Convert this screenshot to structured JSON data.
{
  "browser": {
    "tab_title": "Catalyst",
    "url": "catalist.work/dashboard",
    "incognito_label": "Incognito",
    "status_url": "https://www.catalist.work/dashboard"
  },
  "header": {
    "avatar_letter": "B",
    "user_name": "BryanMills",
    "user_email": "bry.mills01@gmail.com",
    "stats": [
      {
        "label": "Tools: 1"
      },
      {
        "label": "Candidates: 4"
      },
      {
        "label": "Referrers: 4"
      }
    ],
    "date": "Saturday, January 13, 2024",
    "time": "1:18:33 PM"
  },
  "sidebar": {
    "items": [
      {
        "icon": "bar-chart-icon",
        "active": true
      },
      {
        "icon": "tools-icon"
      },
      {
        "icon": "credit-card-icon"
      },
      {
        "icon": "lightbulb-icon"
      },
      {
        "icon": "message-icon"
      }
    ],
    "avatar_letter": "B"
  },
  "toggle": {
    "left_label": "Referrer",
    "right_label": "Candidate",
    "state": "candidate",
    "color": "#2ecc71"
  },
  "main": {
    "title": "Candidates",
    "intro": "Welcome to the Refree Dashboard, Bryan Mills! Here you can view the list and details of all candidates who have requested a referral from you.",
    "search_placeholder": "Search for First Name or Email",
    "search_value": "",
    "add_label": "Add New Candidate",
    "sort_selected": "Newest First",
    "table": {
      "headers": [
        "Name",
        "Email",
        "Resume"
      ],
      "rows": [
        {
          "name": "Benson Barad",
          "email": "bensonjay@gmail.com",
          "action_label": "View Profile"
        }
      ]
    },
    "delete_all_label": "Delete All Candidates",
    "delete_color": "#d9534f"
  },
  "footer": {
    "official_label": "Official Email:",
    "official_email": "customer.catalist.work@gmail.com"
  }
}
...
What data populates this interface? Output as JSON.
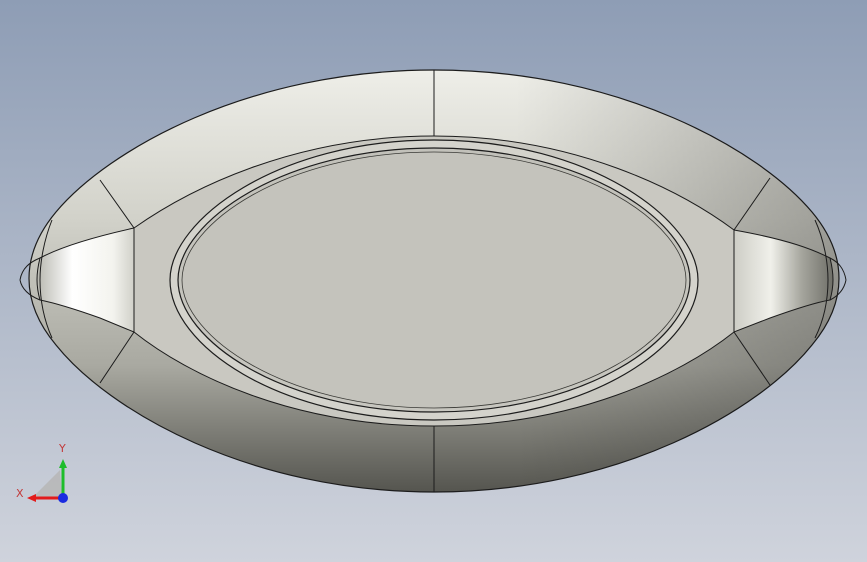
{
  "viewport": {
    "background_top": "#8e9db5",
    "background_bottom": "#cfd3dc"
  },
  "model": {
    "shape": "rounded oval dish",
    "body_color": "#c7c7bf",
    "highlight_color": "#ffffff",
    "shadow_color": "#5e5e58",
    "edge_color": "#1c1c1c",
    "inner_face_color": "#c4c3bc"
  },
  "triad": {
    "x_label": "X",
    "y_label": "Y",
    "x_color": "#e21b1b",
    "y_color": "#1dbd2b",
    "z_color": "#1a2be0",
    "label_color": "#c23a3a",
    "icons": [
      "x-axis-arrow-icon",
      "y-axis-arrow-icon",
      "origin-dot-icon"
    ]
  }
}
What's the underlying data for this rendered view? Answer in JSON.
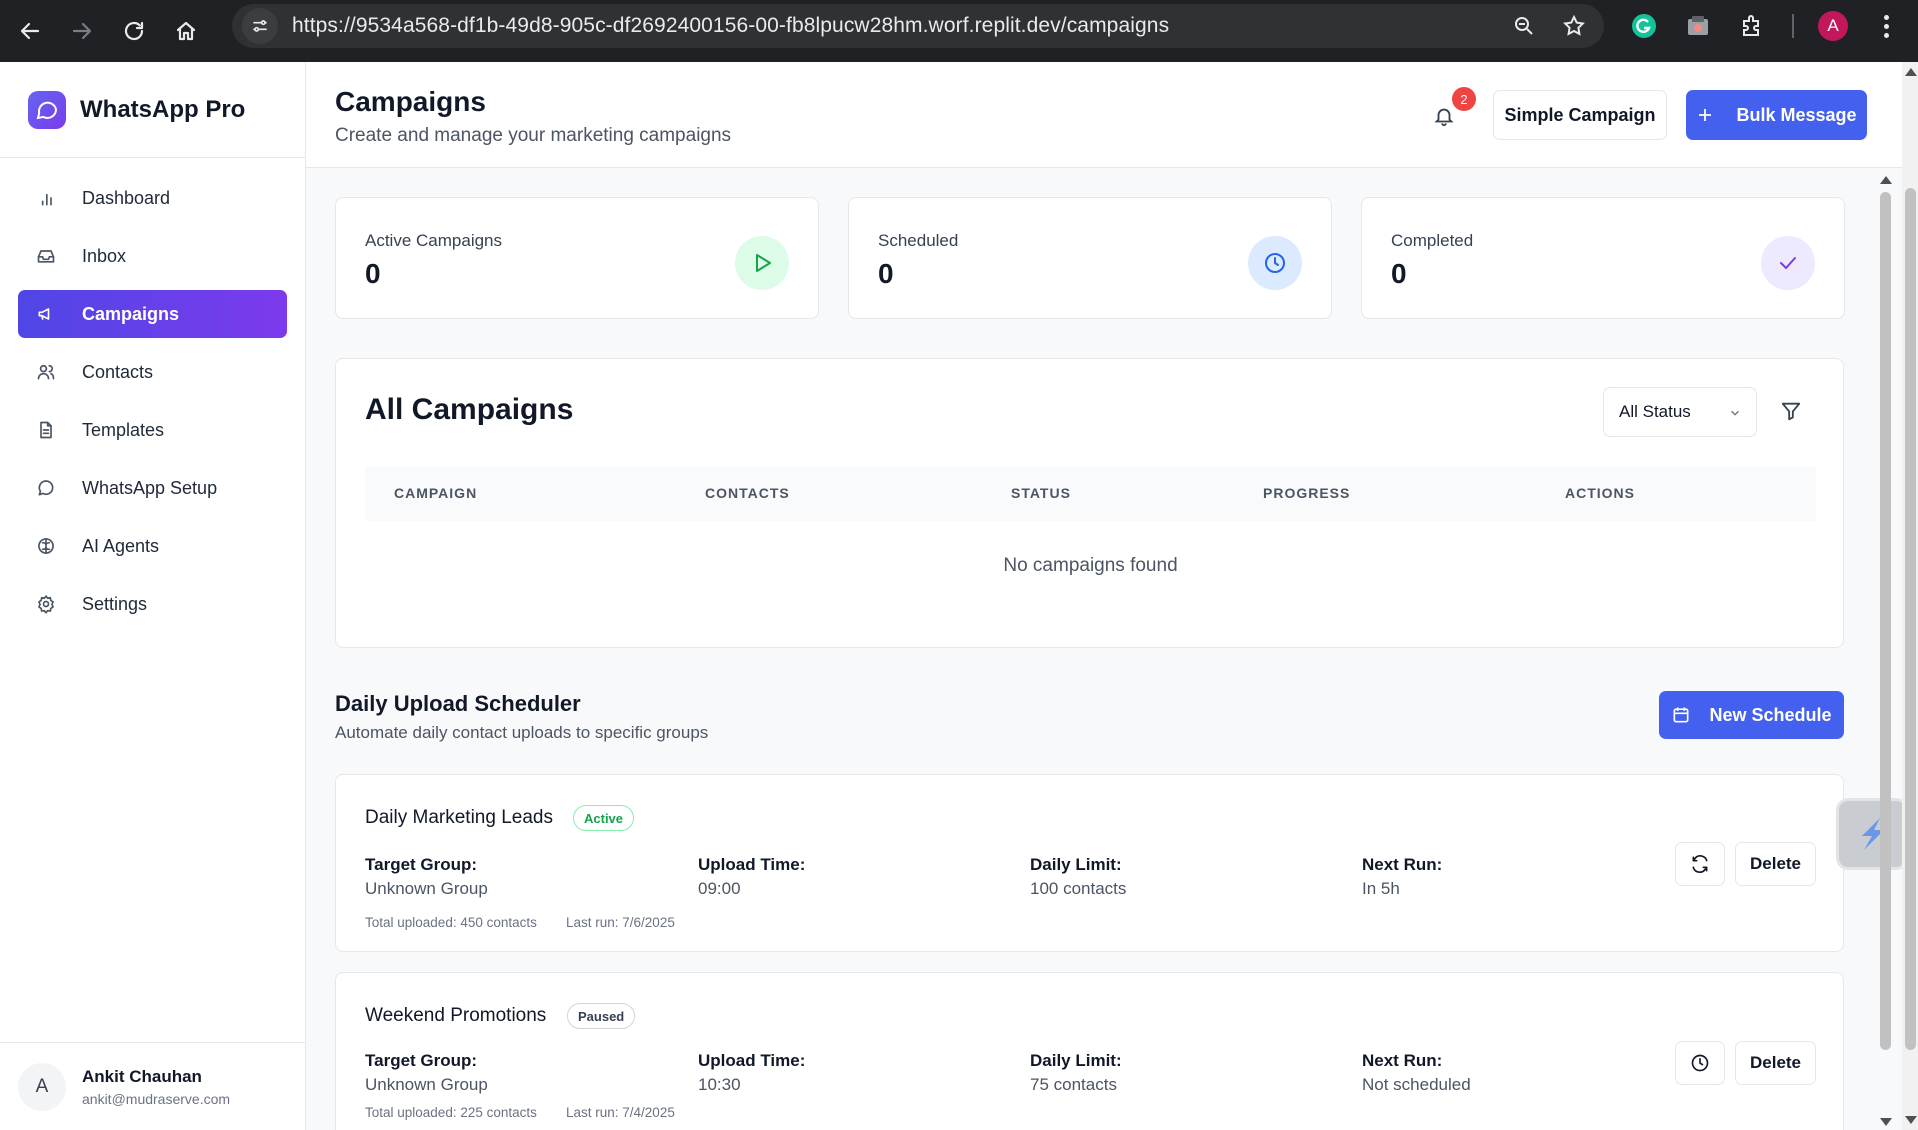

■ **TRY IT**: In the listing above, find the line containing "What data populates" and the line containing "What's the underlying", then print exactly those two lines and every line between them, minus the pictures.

■ **RESPONSE BELOW**:
What data populates this interface? Output as JSON.
{
  "viewport": {
    "background_top": "#8e9db5",
    "background_bottom": "#cfd3dc"
  },
  "model": {
    "shape": "rounded oval dish",
    "body_color": "#c7c7bf",
    "highlight_color": "#ffffff",
    "shadow_color": "#5e5e58",
    "edge_color": "#1c1c1c",
    "inner_face_color": "#c4c3bc"
  },
  "triad": {
    "x_label": "X",
    "y_label": "Y",
    "x_color": "#e21b1b",
    "y_color": "#1dbd2b",
    "z_color": "#1a2be0",
    "label_color": "#c23a3a",
    "icons": [
      "x-axis-arrow-icon",
      "y-axis-arrow-icon",
      "origin-dot-icon"
    ]
  }
}
What's the underlying data for this rendered view? Answer in JSON.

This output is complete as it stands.